I just got seated on the rooftop terrace of a café on Jl Hanoman, one of the main streets of Ubud. It is Saturday and 9.30am, which means breakfast time. This is one of the earliest mornings for me so far, unless, of course, Thursday night counts, when I did the sunrise trek to Mt. Batur and did not go to bed at all. As I had only just flown in, that was my second night of no sleep in four days, which made it pretty heavy. Thus, yesterday was dedicated to relaxation, as is today. I woke up by myself at 7 am and felt surprisingly energetic. My plans for the day include yoga and writing.

So, what has been going on during the past week? I arrived in Ubud late Monday night. Once I had landed at Denpasar airport about 50 kilometers south of Ubud, it was time for my first bargaining: I had to find transportation to Ubud. As soon as I got through customs I was attacked by a bunch of taxi drivers who just wouldn’t leave me alone. I negotiated the price and picked one, who promised me a price that was less than average – score! Luckily I had booked a hostel for the first night last minute before boarding the plane in Helsinki, so I knew where I was going (Just-in-Time management per definition!).

Traffic seemed crazy. Cars were honking and scooters zigzagging amongst them on the winding roads. I could not help but agree with my Lonely Planet that hiring a scooter should be done with careful consideration.

The hostel seemed nice, as did the 8-bed-dorm that I had booked. The wifi connection was slower than snail mail, which resulted in that it took me about three hours to publish the blog post that I had written on Saturday but not had time to publish. First world problems, I know, but I’d lie if I said I wasn’t both exhausted and frustrated when I finally went to bed at 1 am.

Sidenote: my 10 am alarm just went off. Early bird catches the worm!

The view from my hostel room.

When I woke up on Tuesday I was welcomed by the above view. I decided to go for a walk. I hadn’t done any prior research on anything, so I wasn’t really familiar with Ubud’s must do’s. The girl at the reception told me to go right if I wanted to get to the main street and left if I was heading to Monkey Forest. I took a left. Monkey Forest? 

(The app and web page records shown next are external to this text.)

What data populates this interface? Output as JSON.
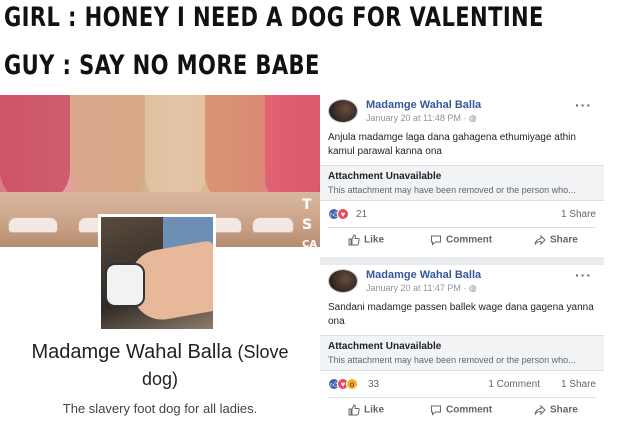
{
  "caption": {
    "line1": "Girl : Honey I need a dog for Valentine",
    "line2": "Guy : say no more babe"
  },
  "profile": {
    "cover_letters": [
      "T",
      "S",
      "CA"
    ],
    "name": "Madamge Wahal Balla",
    "name_suffix": "(Slove",
    "name_line2": "dog)",
    "description": "The slavery foot dog for all ladies."
  },
  "posts": [
    {
      "author": "Madamge Wahal Balla",
      "date": "January 20 at 11:48 PM · ",
      "menu": "···",
      "text": "Anjula madamge laga dana gahagena ethumiyage athin kamul parawal kanna ona",
      "attachment_title": "Attachment Unavailable",
      "attachment_desc": "This attachment may have been removed or the person who...",
      "reaction_count": "21",
      "comments": "",
      "shares": "1 Share",
      "reactions": [
        "like",
        "love"
      ],
      "actions": {
        "like": "Like",
        "comment": "Comment",
        "share": "Share"
      }
    },
    {
      "author": "Madamge Wahal Balla",
      "date": "January 20 at 11:47 PM · ",
      "menu": "···",
      "text": "Sandani madamge passen ballek wage dana gagena yanna ona",
      "attachment_title": "Attachment Unavailable",
      "attachment_desc": "This attachment may have been removed or the person who...",
      "reaction_count": "33",
      "comments": "1 Comment",
      "shares": "1 Share",
      "reactions": [
        "like",
        "love",
        "wow"
      ],
      "actions": {
        "like": "Like",
        "comment": "Comment",
        "share": "Share"
      }
    }
  ],
  "colors": {
    "facebook_blue": "#4267b2",
    "link_blue": "#365899",
    "love_red": "#e9475a",
    "wow_yellow": "#f7b125",
    "feed_bg": "#e9ebee"
  },
  "icons": {
    "post_menu": "ellipsis-icon",
    "globe": "globe-icon",
    "like": "thumbs-up-icon",
    "comment": "speech-bubble-icon",
    "share": "share-arrow-icon"
  }
}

Monkey Forest is a sanctuary for some 600 Balinese long-tailed monkeys or macaques, as they are called in English. I wasn’t quite sure if I wanted to go in, but since I hadn’t seen monkeys from such a short distance before, I decided to give it a try. The monkeys were jumping from tree to tree and people’s heads to their shoulders, fully determined to catch the bananas that they’d brought with them. As for me, I had taken the “Monkey Forest tips” at the entrance seriously to say the least and hid all my valuables deep down in my backpack. Also, I was doing my very best to avoid eye contact with the monkeys, as it was said that they perceive that as a threat (the same goes for showing your teeth when smiling). Can’t believe!

Monkey mom and its baby.

Although I was enjoying walking around alone, the feeling of needing or having to find someone to hang out with was constantly nagging me, as if it wasn’t okay to be alone. It was only my first day in Asia, and I was already battling between making the most of my time, 110 %, and giving myself a break, letting myself take my time. But why, why was I in such a hurry?

I met two girls, one from Germany and the other one from Ukraine, at a restaurant and had lunch with them. We went for a pedicure (“Miss, are you sure you don’t want a foot scrub, too?”), and dinner in the evening. Quite a few restaurants seemed to serve vegetarian, vegan and raw food, which was a nice alternative to the many traditional Balinese restaurants.

Vegan potato rosti and a fresh juice for lunch. Smoothies, juices, lassis, shakes – they’re everywhere! 

A Dutch girl joined us, and all of a sudden I had a whole lot of plans for the coming days and I had barely even landed. Although I was happy to have met other solo travelers who were no longer 18 years of age (not that it’s all about age, but you know) and excited about the things we had planned to do, I did not feel too comfortable about it. It was too much, too soon.

Everyone was talking about where they’d been and where they were going next, Lombok and the Gili Islands. How long will you be staying in Ubud? What’s your plan, where are you heading next? I don’t really have a plan, I said. Should I? Maybe I should. 

Add to that all the plans that I had made for the coming days without even realizing it or knowing if that’s what I wanted, the tiredness and the fact that there was wifi everywhere, free wifi that wasn’t really working but that I was still feverishly trying to connect to (why?)… I was feeling frustrated. I had had a vision of practicing a lot of yoga, maybe even going on a retreat of some kind, but now I was doing everything but.

What am I doing?? Where am I going?

What is my plan???

Maybe I should sleep more.

Lunch with a view with Britt and Maike.

Rice fields of Ubud.

On Wednesday we took a walk to the rice fields of Ubud. The lush and green landscapes had a calming effect on my mind, and it was nice to do some exercise. We had a tasty lunch at a rooftop overlooking the rice fields and I was struck by the thought that all of this is really happening.

The tempeh and Coke that I had ordered tasted extra delicious.

x Anna